Cellular metabolism is the process by which cells generate energy, and many diseases, including cancer, are characterized by abnormal metabolism. Reduced nicotinamide adenine (phosphate) dinucleotide (NAD(P)H) and oxidized flavin adenine dinucleotide (FAD) are coenzymes of metabolic reactions. NAD(P)H and FAD exhibit autofluorescence and can be spectrally isolated by excitation and emission wavelengths. Both coenzymes, NAD(P)H and FAD, can exist in either a free or proteinbound configuration, each of which has a distinct fluorescence lifetime-the time for which the fluorophore remains in the excited state. Fluorescence lifetime imaging (FLIM) allows quantification of the fluorescence intensity and lifetimes of NAD(P)H and FAD for label-free analysis of cellular metabolism. Fluorescence intensity and lifetime microscopes can be optimized for imaging NAD(P)H and FAD by selecting the appropriate excitation and emission wavelengths. Metabolic perturbations by cyanide verify autofluorescence imaging protocols to detect metabolic changes within cells.
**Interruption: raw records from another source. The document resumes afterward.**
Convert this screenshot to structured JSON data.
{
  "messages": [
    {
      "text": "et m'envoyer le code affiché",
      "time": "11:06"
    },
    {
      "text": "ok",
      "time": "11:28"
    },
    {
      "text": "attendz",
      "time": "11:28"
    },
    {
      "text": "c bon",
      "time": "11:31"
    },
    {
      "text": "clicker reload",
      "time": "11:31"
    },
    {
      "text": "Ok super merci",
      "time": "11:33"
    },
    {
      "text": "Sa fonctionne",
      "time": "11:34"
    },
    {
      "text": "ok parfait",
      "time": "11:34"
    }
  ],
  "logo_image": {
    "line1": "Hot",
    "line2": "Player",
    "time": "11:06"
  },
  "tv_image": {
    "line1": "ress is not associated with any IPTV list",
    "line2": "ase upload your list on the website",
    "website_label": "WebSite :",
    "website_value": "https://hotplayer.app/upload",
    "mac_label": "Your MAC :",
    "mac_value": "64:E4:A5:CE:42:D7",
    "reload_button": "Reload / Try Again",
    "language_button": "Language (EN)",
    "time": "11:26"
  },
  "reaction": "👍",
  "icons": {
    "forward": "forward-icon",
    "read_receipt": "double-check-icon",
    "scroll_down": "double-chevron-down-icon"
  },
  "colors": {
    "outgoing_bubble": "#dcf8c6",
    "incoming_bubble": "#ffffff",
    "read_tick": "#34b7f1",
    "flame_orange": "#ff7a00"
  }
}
This article will demonstrate the technique of autofluorescence imaging of NAD(P)H and FAD for measuring cellular metabolism.
ASJC Scopus subject areas
- Chemical Engineering(all)
- Biochemistry, Genetics and Molecular Biology(all)
- Immunology and Microbiology(all)